▶ **What you will do**
Filter the material, keeping only lines with the word "Genie".

Start of Record excerpts

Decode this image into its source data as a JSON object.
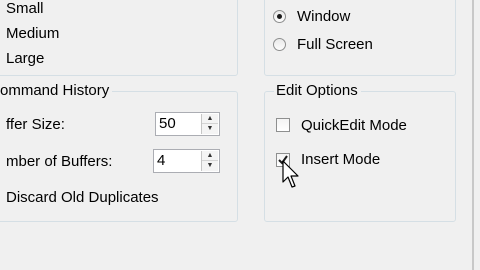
{
  "cursor_size": {
    "options": [
      "Small",
      "Medium",
      "Large"
    ]
  },
  "display_options": {
    "window_label": "Window",
    "window_selected": true,
    "fullscreen_label": "Full Screen",
    "fullscreen_selected": false
  },
  "command_history": {
    "title": "ommand History",
    "buffer_size_label": "ffer Size:",
    "buffer_size_value": "50",
    "num_buffers_label": "mber of Buffers:",
    "num_buffers_value": "4",
    "discard_label": "Discard Old Duplicates",
    "discard_checked": false
  },
  "edit_options": {
    "title": "Edit Options",
    "quickedit_label": "QuickEdit Mode",
    "quickedit_checked": false,
    "insert_label": "Insert Mode",
    "insert_checked": true
  }
}
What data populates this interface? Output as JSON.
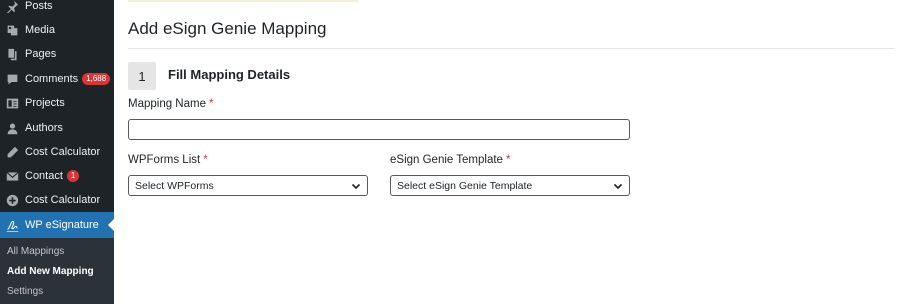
{
  "sidebar": {
    "items": [
      {
        "label": "Posts",
        "icon": "pin-icon"
      },
      {
        "label": "Media",
        "icon": "media-icon"
      },
      {
        "label": "Pages",
        "icon": "pages-icon"
      },
      {
        "label": "Comments",
        "icon": "comment-icon",
        "badge": "1,688"
      },
      {
        "label": "Projects",
        "icon": "portfolio-icon"
      },
      {
        "label": "Authors",
        "icon": "user-icon"
      },
      {
        "label": "Cost Calculator",
        "icon": "pencil-icon"
      },
      {
        "label": "Contact",
        "icon": "mail-icon",
        "badge": "1"
      },
      {
        "label": "Cost Calculator",
        "icon": "plus-circle-icon"
      },
      {
        "label": "WP eSignature",
        "icon": "signature-icon",
        "active": true
      }
    ],
    "submenu": [
      {
        "label": "All Mappings"
      },
      {
        "label": "Add New Mapping",
        "current": true
      },
      {
        "label": "Settings"
      }
    ],
    "colors": {
      "background": "#1d2327",
      "active": "#2271b1",
      "badge": "#d63638"
    }
  },
  "main": {
    "title": "Add eSign Genie Mapping",
    "step": {
      "number": "1",
      "title": "Fill Mapping Details"
    },
    "mapping_name": {
      "label": "Mapping Name",
      "required": "*",
      "value": ""
    },
    "wpforms_list": {
      "label": "WPForms List",
      "required": "*",
      "selected": "Select WPForms"
    },
    "esign_template": {
      "label": "eSign Genie Template",
      "required": "*",
      "selected": "Select eSign Genie Template"
    }
  }
}
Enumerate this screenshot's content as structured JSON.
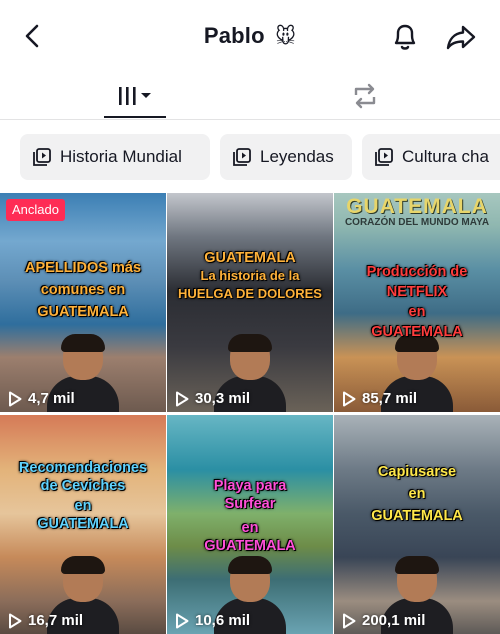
{
  "header": {
    "title": "Pablo",
    "title_emoji": "🐭",
    "back_icon": "chevron-left-icon",
    "bell_icon": "bell-icon",
    "share_icon": "share-arrow-icon"
  },
  "tabs": {
    "videos_icon": "grid-columns-icon",
    "reposts_icon": "repost-icon"
  },
  "playlists": [
    {
      "label": "Historia Mundial"
    },
    {
      "label": "Leyendas"
    },
    {
      "label": "Cultura cha"
    }
  ],
  "videos": [
    {
      "pinned_label": "Anclado",
      "overlay": [
        "APELLIDOS más",
        "comunes en",
        "GUATEMALA"
      ],
      "views": "4,7 mil"
    },
    {
      "overlay": [
        "GUATEMALA",
        "La historia de la",
        "HUELGA DE DOLORES"
      ],
      "views": "30,3 mil"
    },
    {
      "banner": "GUATEMALA",
      "banner_sub": "CORAZÓN DEL MUNDO MAYA",
      "overlay": [
        "Producción de",
        "NETFLIX",
        "en",
        "GUATEMALA"
      ],
      "views": "85,7 mil"
    },
    {
      "overlay": [
        "Recomendaciones",
        "de Ceviches",
        "en",
        "GUATEMALA"
      ],
      "views": "16,7 mil"
    },
    {
      "overlay": [
        "Playa para",
        "Surfear",
        "en",
        "GUATEMALA"
      ],
      "views": "10,6 mil"
    },
    {
      "overlay": [
        "Capiusarse",
        "en",
        "GUATEMALA"
      ],
      "views": "200,1 mil"
    }
  ]
}
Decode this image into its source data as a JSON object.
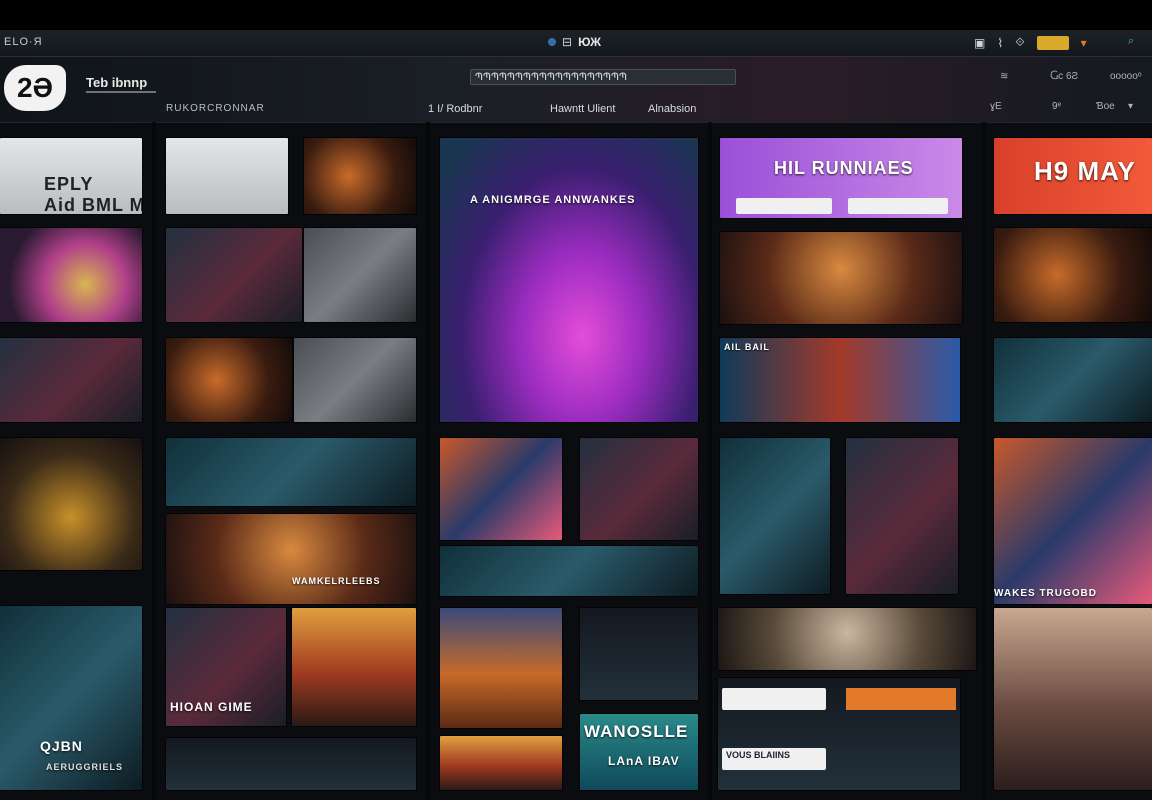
{
  "titlebar": {
    "app_title": "ELO·Я",
    "center_label": "ЮЖ",
    "center_glyph": "⊟",
    "right_icons": [
      "window-icon",
      "graph-icon",
      "link-icon",
      "badge-icon",
      "shield-icon"
    ],
    "far_glyph": "⌕"
  },
  "header": {
    "logo_text": "2Ә",
    "brand_title": "Teb ibnnp",
    "sub_left": "RUKORCRONNAR",
    "search_value": "ՊՊՊՊՊՊՊՊՊՊՊՊՊՊՊՊՊՊՊ",
    "nav": [
      "1 I/ Rodbnr",
      "Hawntt Ulient",
      "Alnabsion"
    ],
    "controls_row1": [
      "≋",
      "Ⴚc 6Ƨ",
      "oooooᵒ"
    ],
    "controls_row2": [
      "ɣE",
      "9ᵉ",
      "Ɓoe"
    ]
  },
  "tiles": {
    "c1_r1": "EPLY\nAid BML MYA",
    "c3_top": "A ANIGMRGE ANNWANKES",
    "c4_top": "HIL RUNNIAES",
    "c5_top": "H9 MAY",
    "c4_mid": "AIL BAIL",
    "c5_caption": "WAKES TRUGOBD",
    "c2_bottom": "HIOAN GIME",
    "c1_bottom": "QJBN",
    "c1_bottom_sub": "AERUGGRIELS",
    "c3_bottom": "WANOSLLE",
    "c3_bottom_sub": "LAnA IBAV",
    "c4_bar": "VOUS BLAIINS",
    "c2_caption": "WAMKELRLEEBS"
  }
}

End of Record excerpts

▶ **Task response**
    "title": "Add eSign Genie Mapping",
      "label": "eSign Genie Template",
      "selected": "Select eSign Genie Template"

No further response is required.